    onKeyDown: function (event) {
        switch (event.keyCode) {
            case 37: // left
                this.left = true;
                break;

            case 39: // right
                this.right = true;
                break;
        }
    },

    onKeyUp: function (event) {
        switch (event.keyCode) {
            case 37: // left
                this.left = false;
                break;

            case 39: // right
                this.right = false;
                break;
        }
    }

});

And finally, the completed game object:

WinJS.Namespace.define("bit101.game", {

    create: function () {
        var obj = Object.create(this);
        obj.init()
        return obj;
    },

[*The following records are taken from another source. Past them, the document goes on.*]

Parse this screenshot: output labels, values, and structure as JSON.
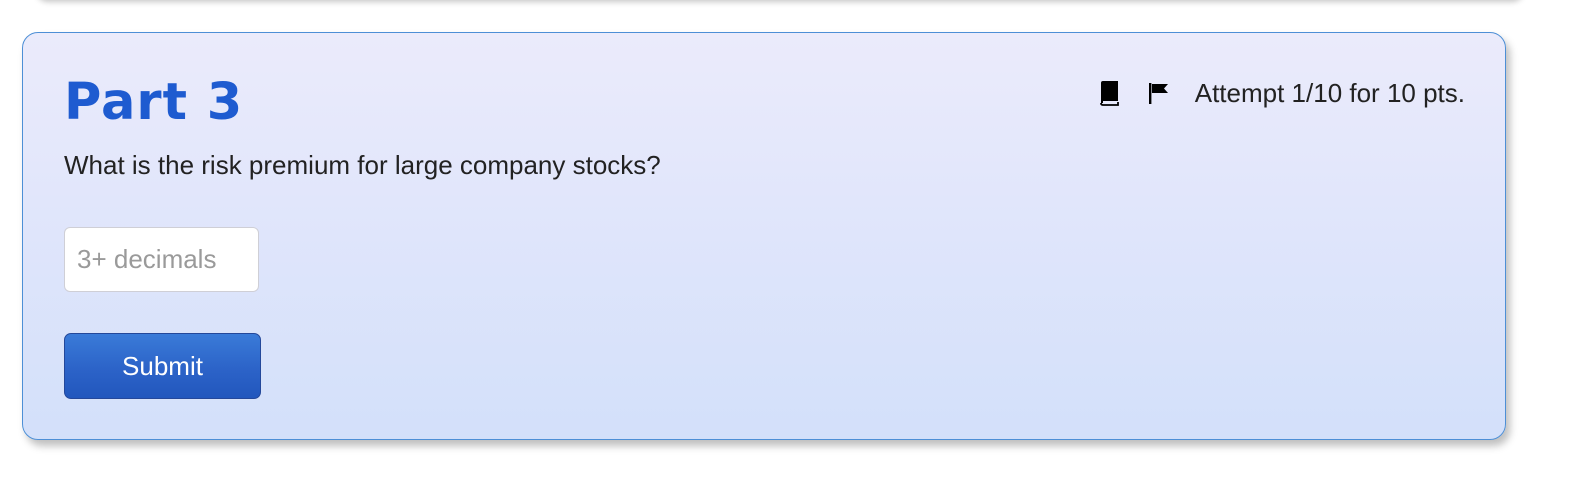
{
  "part": {
    "title": "Part 3",
    "attempt": "Attempt 1/10 for 10 pts.",
    "question": "What is the risk premium for large company stocks?",
    "answer_input": {
      "value": "",
      "placeholder": "3+ decimals"
    },
    "submit_label": "Submit",
    "icons": [
      "book-icon",
      "flag-icon"
    ]
  },
  "colors": {
    "title": "#1e5bd0",
    "card_border": "#4d8fd6",
    "submit_bg": "#2c63c8"
  }
}
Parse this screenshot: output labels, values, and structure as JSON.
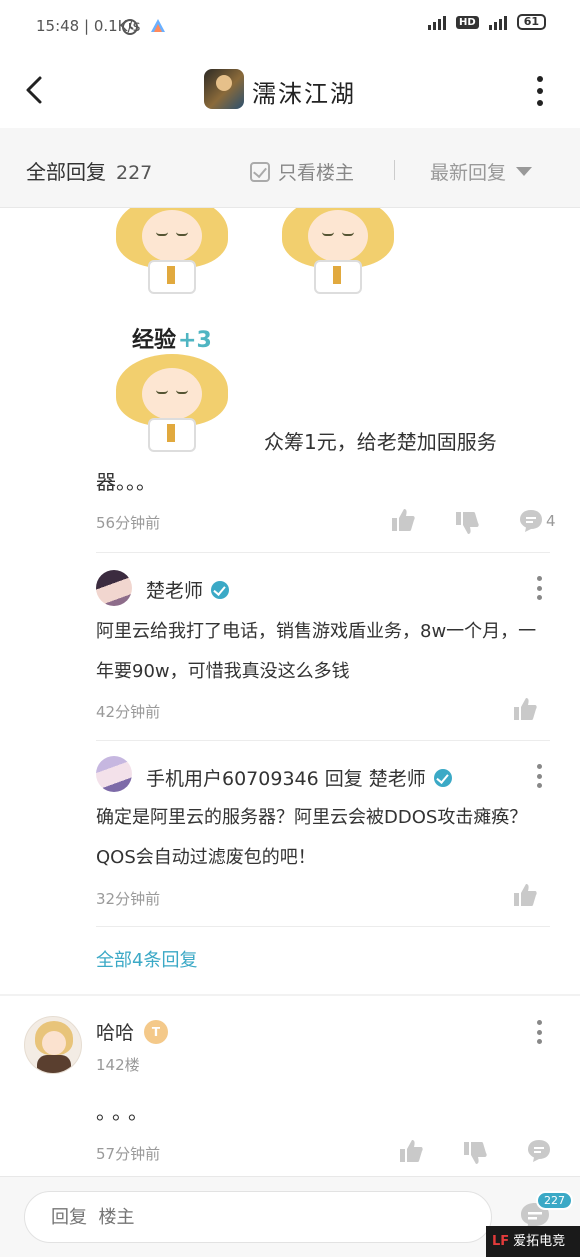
{
  "status": {
    "time": "15:48",
    "speed": "0.1K/s",
    "hd": "HD",
    "battery": "61"
  },
  "header": {
    "title": "濡沫江湖"
  },
  "filter": {
    "all_replies": "全部回复",
    "count": "227",
    "only_op": "只看楼主",
    "sort": "最新回复"
  },
  "post": {
    "exp_label": "经验",
    "exp_plus": "+3",
    "text": "众筹1元，给老楚加固服务器。。。",
    "time": "56分钟前",
    "comments": "4"
  },
  "replies": [
    {
      "name": "楚老师",
      "text": "阿里云给我打了电话，销售游戏盾业务，8w一个月，一年要90w，可惜我真没这么多钱",
      "time": "42分钟前"
    },
    {
      "name": "手机用户60709346 回复 楚老师",
      "text": "确定是阿里云的服务器？阿里云会被DDOS攻击瘫痪？QOS会自动过滤废包的吧！",
      "time": "32分钟前"
    }
  ],
  "all_replies_link": "全部4条回复",
  "next_post": {
    "name": "哈哈",
    "level": "T",
    "floor": "142楼",
    "text": "。。。",
    "time": "57分钟前"
  },
  "bottom": {
    "placeholder": "回复  楼主",
    "count": "227"
  },
  "watermark": {
    "logo": "LF",
    "text": "爱拓电竞"
  }
}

    init: function () {
        var canvas = document.getElementById("canvas"),
            context = canvas.getContext("2d");

        canvas.width = window.innerWidth;
        canvas.height = window.innerHeight;

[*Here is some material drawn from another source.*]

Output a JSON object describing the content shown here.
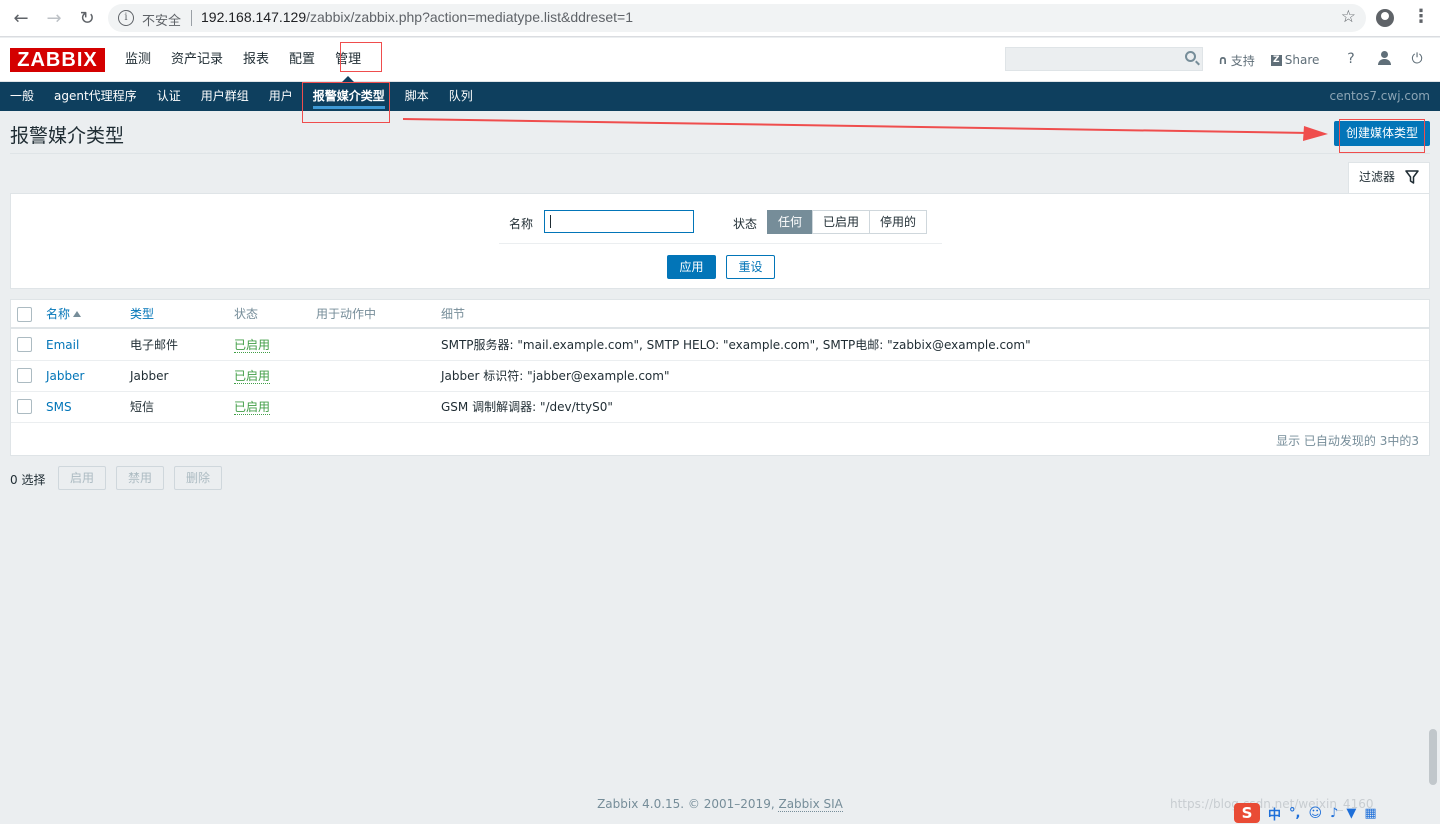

        this.model = bit101.model.create(canvas.width, canvas.height);
        this.view = bit101.view.create(this.model, context);
        this.inputManager = bit101.inputManager.create();

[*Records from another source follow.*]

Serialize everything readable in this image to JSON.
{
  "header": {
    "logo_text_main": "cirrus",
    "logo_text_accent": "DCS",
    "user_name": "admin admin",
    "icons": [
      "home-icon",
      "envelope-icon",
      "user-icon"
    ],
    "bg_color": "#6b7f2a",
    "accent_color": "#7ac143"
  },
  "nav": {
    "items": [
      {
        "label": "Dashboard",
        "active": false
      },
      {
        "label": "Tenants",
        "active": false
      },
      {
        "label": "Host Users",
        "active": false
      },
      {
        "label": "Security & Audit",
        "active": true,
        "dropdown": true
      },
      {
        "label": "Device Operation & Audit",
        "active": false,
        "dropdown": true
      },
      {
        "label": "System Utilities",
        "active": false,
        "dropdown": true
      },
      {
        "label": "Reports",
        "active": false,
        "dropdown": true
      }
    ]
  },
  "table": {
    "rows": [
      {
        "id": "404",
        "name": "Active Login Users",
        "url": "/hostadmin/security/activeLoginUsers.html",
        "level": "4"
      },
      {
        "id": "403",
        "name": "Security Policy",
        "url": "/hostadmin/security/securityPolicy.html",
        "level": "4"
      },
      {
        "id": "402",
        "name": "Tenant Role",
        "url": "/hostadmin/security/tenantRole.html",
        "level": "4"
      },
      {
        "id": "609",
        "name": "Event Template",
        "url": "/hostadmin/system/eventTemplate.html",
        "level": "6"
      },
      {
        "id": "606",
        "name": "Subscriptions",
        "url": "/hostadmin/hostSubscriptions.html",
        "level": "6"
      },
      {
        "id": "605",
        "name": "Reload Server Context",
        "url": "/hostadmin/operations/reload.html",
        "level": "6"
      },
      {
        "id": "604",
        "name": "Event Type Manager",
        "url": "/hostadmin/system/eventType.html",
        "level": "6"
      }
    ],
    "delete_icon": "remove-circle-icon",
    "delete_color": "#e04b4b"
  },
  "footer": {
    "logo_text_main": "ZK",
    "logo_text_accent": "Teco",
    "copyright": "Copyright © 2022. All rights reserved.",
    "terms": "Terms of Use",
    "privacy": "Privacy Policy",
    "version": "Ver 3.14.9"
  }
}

        this.update = this.update.bind(this);
        window.requestAnimationFrame(this.update);
    },

    update: function () {
        this.getInput();
        this.model.update();
        this.view.draw();
        window.requestAnimationFrame(this.update);
    },

    getInput: function () {
        if (this.inputManager.left) {
            this.model.circle.velocity = -3;
        }
        else if (this.inputManager.right) {
            this.model.circle.velocity = 3;
        }
        else {
            this.model.circle.velocity = 0;
        }
    }

});

After creating all the objects, init sets up a call to update through requestAnimationFrame. The update method calls getInput, then updates the model and tells the view to draw. The getInput function checks the state of the inputManager and sets the velocity of the circle in the model accordingly. If this is all set up right you should see a red circle at center screen. Pressing left and right keys will move it back and forth.

Summary

Of course, this is vastly oversimplified, but is exactly how I would start a game. The model would gain many more objects and other methods to manipulate them. Many of those model objects would be defined in their own file with create, init, and other methods. Similarly, there may be several other views – player view, enemy view, score view, etc. These can all draw to the same context, but would have different logic for exactly what to draw and where. And the input manager would of course be very customized based on what kind of controls are being used.

newobj Snippet

As I’m using the same basic setup for every new object I make, I created a Visual Studio snippet to make it a bit quicker. This is a text file that goes in the following location:

C:\Users\<username>\Documents\Visual Studio 2012\Code Snippets\JavaScript\My Code Snippets

I’ve named it “new_object.snippet”. Here’s what it looks like:

<?xml version="1.0" encoding="utf-8"?>
<CodeSnippets
    xmlns="http://schemas.microsoft.com/VisualStudio/2005/CodeSnippet">
  <CodeSnippet Format="1.0.0">
    <Header>
      <Title>New Object</Title>
      <Shortcut>newobj</Shortcut>
    </Header>
    <Snippet>
      <Declarations>
        <Literal>
          <ID>namespace</ID>
          <ToolTip>Replace with a valid namespace.</ToolTip>
          <Default>namespace</Default>
        </Literal>
      </Declarations>
      <Code Language="JavaScript">
        <![CDATA[WinJS.Namespace.define("$namespace$", {

    create: function () {
        var obj = Object.create(this);
        obj.init()
        return obj;
    },

    init: function () {

    }

});]]>
      </Code>
    </Snippet>
  </CodeSnippet>
</CodeSnippets>

Once that’s in place, you just type newobj and hit tab and you get the full expanded code, with the namespace highlighted and ready for you to type your actual namespace. I’ll be making more of these, I’m sure.

Send to Kindle

2 responses so far. Comments will be closed after post is one year old.

  • felix says:

    Slightly off-topic but have you looked at Unity? Seems like a good choice for game dev since it outputs to all platforms. C# is pretty nice, similar to AS in some ways. Matt Rix has a nice 2D Unity framework called Futile.

  • Thanks for sharing this! I’ve been looking for a good kick-starter example